The dollar is stuck at the lows it reached on Wednesday on a cocktail of persistent political turmoil and caution from the Federal Reserve.

The dollar index, which tracks the currency’s value against a basket of peers, stumbled by 0.6 per cent from its peak yesterday, and it has edged a little lower again in early European trade, leaving it at 93.44. The decline chips away at what has been a rare bright spot for the buck.

The minutes of the latest Fed meeting, released on Wednesday, shows that some policymakers were prepared to announce a start date for the US central bank’s unwind of its crisis-era economic stimulus last month, but they were outnumbered by those who preferred to wait.

Differences of opinion on when to begin the shrinking of the Fed’s balance sheet, together with growing concern among some policymakers over low inflation, bolster the case against quick tightening.

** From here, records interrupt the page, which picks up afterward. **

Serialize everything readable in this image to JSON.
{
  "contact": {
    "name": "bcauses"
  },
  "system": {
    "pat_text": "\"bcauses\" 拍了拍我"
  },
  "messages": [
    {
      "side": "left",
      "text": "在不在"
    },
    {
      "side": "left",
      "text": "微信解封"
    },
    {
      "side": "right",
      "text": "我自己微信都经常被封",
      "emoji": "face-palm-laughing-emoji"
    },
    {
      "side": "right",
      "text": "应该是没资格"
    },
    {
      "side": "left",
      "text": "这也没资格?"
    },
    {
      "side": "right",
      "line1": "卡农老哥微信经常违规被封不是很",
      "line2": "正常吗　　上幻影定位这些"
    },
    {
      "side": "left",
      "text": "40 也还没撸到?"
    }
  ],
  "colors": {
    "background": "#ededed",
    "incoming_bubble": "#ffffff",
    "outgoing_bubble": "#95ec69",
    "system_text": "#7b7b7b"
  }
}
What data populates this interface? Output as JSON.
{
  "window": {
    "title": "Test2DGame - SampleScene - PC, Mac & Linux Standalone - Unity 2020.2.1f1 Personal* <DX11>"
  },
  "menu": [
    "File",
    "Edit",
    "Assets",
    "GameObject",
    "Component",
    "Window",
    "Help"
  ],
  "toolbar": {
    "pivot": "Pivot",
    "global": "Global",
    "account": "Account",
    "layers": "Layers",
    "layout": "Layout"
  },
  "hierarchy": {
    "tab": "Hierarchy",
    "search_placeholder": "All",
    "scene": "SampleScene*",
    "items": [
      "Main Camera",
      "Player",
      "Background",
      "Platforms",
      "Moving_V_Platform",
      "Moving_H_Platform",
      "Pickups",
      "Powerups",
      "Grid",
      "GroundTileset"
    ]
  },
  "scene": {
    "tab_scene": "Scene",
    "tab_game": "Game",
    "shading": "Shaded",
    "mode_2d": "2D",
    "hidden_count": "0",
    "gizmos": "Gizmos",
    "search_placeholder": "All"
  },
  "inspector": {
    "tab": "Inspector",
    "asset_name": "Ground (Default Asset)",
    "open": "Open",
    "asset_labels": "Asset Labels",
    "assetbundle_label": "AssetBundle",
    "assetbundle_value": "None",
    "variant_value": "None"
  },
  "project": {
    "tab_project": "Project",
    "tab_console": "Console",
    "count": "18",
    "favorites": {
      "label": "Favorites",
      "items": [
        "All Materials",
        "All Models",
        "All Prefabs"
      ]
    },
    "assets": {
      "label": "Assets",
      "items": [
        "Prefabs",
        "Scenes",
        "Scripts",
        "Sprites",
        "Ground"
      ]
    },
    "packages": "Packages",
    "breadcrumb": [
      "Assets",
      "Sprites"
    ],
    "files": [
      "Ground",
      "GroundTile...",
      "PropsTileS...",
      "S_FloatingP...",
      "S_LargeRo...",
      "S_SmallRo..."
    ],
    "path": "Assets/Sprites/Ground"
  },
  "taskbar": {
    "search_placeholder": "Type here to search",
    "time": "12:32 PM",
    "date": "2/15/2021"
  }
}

Daiwa says the minutes were “arguably more noteworthy than usual”:

Perhaps surprisingly the minutes noted that “several” officials were already last month happy to announce the start date for adjusting the reinvestment policy. So, while most preferred to delay for a while, we should expect the FOMC to announce a start date for normalisation following the next meeting on 19-20 September, with kick-off in Q4 – subject to issues related to the debt ceiling being resolved – most likely.

However, from the markets’ perspective, what yesterday’s minutes had to suggest about the Fed’s heightening concerns about persistent sub-target inflation were most notable, and those concerns will not have dissipated after last week’s further downside surprise to CPI. For as long as that run persists, the FOMC will be in no hurry to raise rates.

Commerzbank, meanwhile, sees the scrapping of president Trump’s business councils as a drag on the buck:

The existence of these advisory teams had given rise to the hope that the US President would pursue pro-business politics. This hope has now faded somewhat. His now numerous targeted attacks on individual companies (most recently a large pharmaceutical company) instead gives the impression that he is abusing his position to interfere in the corporate decision making process. That of course would be anything but pro-business and therefore instead damaging for the US economy. That means it cannot be good news for the dollar.

At the same time the Fed is clearly not providing support for the US currency in this difficult time. On the contrary: the FOMC minutes yesterday illustrated as expected that the most contentious issue amongst the US central bankers is the development of inflation.